Super Hypo and White Northern

From the time of the White Northerns discovery and introduction into the reptile trade, it’s identity has been embroiled In controversy.Robert John Coward introduced the white northern into the hobby after having bred a number of them at his facility. It was claimed that they were the result from years of line breeding.

I purchased two of the white youngsters ( both males).

My intention was to finally prove out that they were in fact recessive and not line bred as was claimed. I received a lot of malicious comments from those that were aligned to those that believed the polygenic and line bred theories. In 2011 I paired one of the white northerns to an eastern hypermelanistic to produce 6 double hets. This pairing produced the first Platinum morphs, as well as white ‘Super Hypos’, hypers and hets. At the same time we also paired both males to 5 other normal eastern females. The results of these were 16 females and 10 males, all 100% het whites. In 2014 we paired and produced 35 white bluetongues of various degrees of whiteness. This conclusively proved out that the White Northern was in fact a simple recessive.

Since these progeny were not pure northerns I tagged them as ‘ Super Hypos’, a way to distinguish them from pure White Northern to a (x scincoides )animal. Some animals from the litters were a typical hypo and not the pure white type. Later pairings proved that the Super Hypos were in fact co dom, easily distinguishable from typical hypos, even at birth.

Due to the poor sperm viability of the White Northerns, after a while they almost disappeared from the trade except for a few examples. My Suoer Hypos pretty much dominated the industry and only the White Northerns in the Alabaster line created by Karen Russell existed. Unfortunately the waters were muddied by some unscrupulous breeders who after obtaining my lines chose to masquerade them as pure northerns. Unfortunately their deception is easily identified as the heterozygous offspring in my line have the typical eastern eyebands, and the heads of the x scincoides have longer more shapely heads.

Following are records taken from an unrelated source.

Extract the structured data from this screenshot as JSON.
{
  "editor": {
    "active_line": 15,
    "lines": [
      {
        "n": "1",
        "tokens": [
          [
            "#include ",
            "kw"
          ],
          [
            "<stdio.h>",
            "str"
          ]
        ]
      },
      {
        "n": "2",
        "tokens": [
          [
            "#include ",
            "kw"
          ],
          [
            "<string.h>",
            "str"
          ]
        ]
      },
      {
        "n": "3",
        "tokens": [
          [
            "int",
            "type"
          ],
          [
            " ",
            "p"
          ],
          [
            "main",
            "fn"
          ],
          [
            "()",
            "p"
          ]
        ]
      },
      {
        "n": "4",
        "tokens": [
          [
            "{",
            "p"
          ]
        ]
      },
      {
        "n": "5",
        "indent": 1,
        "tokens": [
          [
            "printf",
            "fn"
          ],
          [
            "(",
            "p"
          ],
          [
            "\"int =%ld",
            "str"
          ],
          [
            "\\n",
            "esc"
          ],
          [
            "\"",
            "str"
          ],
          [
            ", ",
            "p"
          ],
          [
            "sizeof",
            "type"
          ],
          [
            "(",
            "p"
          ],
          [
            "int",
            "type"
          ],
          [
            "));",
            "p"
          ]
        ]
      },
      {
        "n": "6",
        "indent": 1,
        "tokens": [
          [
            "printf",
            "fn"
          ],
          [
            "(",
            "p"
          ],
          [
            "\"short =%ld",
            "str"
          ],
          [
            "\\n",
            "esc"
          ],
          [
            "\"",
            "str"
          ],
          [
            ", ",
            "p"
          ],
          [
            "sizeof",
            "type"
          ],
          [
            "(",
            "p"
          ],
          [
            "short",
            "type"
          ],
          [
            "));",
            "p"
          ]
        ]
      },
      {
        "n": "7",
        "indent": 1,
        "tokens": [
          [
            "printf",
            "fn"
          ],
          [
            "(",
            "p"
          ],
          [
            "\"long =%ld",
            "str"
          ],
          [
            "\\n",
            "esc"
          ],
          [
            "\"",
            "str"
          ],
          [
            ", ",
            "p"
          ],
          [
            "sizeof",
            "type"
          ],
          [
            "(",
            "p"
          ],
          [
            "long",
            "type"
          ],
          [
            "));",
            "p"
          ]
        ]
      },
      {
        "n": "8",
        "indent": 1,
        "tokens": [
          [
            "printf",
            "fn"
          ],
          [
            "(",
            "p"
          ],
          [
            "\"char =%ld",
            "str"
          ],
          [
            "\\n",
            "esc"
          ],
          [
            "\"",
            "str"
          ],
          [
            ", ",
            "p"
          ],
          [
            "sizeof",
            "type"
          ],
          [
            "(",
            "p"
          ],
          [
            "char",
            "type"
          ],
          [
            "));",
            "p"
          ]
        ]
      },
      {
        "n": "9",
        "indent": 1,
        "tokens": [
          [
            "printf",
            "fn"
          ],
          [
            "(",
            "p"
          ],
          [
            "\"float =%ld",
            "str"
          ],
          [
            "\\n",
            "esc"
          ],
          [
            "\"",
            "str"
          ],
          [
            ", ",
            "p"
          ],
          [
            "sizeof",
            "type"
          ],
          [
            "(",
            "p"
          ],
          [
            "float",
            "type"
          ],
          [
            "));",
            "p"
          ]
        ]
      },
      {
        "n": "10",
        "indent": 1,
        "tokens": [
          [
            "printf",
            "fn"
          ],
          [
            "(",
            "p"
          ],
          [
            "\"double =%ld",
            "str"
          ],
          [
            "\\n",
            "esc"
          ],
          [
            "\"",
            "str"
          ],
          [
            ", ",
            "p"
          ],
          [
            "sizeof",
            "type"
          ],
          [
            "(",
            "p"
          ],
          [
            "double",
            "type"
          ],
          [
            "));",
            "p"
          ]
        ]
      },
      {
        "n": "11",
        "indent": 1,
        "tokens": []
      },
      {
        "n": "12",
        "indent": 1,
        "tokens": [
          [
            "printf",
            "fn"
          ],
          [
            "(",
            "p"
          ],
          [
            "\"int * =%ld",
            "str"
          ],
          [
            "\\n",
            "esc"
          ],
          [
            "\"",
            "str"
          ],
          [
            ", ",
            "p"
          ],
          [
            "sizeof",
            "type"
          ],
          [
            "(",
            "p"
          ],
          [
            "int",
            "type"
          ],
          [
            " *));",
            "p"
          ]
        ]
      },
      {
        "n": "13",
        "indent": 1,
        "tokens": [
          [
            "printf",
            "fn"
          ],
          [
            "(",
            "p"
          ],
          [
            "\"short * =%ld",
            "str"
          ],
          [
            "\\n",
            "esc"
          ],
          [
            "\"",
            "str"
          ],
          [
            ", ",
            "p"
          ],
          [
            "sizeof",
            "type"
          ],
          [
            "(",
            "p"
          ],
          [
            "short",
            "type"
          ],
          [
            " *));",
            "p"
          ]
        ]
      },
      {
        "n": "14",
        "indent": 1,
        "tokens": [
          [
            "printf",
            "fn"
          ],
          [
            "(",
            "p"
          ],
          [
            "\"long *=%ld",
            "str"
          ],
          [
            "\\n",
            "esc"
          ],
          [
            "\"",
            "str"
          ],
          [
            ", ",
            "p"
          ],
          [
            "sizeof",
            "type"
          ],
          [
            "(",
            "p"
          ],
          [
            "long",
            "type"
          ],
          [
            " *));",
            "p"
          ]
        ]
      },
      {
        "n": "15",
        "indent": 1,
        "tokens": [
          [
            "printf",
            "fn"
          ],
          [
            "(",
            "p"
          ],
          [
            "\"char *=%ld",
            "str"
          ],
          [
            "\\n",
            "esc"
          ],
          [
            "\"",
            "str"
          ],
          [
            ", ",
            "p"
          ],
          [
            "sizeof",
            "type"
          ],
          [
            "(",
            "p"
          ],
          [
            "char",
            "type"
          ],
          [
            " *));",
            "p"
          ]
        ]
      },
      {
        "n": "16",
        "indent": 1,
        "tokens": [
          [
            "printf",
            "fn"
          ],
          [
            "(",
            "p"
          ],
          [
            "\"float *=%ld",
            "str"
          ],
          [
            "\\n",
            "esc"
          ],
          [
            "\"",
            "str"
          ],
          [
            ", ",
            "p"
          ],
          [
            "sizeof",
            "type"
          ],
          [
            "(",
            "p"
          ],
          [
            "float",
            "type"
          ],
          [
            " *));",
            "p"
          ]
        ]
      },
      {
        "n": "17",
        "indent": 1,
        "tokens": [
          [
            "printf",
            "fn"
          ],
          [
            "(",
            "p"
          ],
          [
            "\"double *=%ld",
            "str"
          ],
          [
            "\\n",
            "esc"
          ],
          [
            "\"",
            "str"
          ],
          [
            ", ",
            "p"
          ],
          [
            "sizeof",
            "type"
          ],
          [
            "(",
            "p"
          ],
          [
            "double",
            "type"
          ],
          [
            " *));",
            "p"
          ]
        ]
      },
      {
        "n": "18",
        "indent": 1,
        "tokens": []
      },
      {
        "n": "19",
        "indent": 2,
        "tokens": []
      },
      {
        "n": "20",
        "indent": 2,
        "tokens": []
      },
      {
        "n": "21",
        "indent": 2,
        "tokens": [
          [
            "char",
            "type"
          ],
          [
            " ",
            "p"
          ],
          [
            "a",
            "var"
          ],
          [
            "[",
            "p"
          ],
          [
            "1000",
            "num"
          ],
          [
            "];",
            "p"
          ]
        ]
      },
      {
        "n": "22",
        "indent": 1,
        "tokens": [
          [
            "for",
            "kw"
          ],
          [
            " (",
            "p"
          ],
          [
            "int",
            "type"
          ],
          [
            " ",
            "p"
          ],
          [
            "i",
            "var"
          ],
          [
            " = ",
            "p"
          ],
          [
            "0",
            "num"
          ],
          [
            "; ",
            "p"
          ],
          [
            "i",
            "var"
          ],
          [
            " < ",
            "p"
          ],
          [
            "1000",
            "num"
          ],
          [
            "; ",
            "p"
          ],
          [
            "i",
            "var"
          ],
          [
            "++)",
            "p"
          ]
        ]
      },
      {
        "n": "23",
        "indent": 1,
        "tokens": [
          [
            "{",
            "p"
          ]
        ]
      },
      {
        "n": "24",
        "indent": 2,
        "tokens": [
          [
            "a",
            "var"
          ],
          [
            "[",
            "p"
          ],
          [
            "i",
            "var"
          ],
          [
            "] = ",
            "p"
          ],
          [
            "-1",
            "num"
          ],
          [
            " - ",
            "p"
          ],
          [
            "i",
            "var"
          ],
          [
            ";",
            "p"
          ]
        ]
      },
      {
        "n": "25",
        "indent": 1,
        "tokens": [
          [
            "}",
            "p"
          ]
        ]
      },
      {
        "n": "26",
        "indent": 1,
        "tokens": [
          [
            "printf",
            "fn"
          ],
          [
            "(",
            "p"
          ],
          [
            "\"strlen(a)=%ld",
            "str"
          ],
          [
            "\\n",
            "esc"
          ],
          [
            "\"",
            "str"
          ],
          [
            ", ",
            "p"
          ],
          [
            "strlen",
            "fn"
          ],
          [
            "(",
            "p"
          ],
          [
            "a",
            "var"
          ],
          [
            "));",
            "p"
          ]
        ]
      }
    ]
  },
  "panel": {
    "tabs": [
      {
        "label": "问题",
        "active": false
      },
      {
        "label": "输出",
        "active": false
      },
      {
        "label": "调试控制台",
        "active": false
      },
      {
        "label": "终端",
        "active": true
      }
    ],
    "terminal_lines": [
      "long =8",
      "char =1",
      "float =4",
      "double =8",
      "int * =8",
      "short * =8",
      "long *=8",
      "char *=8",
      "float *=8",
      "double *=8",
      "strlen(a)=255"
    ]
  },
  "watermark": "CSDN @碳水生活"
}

All progeny produced from my Platinum line are not pure Northerns.


  1. Do I need a licence- yes current NSW legislation requires reptile keepers to hold an R1 for T. Scincoides and R2 for T. scincoides intermedia.
  2. Do morphs require any special care – no. Since they are descendants of wild types care and housing is the same. The albino morphs are more sensitive to light, but otherwise need same conditions.
  3. How big an enclosure – newborns are kept in R18 racking. If enclosure too large newborns have difficulty in sourcing food and water. Adults are are in glass enclosures 1200 x 45 x 30 high.
  4. Do they need UV light- I have seen no documented evidence that suggests that they do better with it. As long as a balanced diet containing vitamins and D3 for Calcium metabolism it is not a requirement.
  5. Do you have payment plans- not generally. Contact us for specific conditions.


To purchase any Bluetongue morphs,Reptiles from us,please contact us on Facebook or give us a call!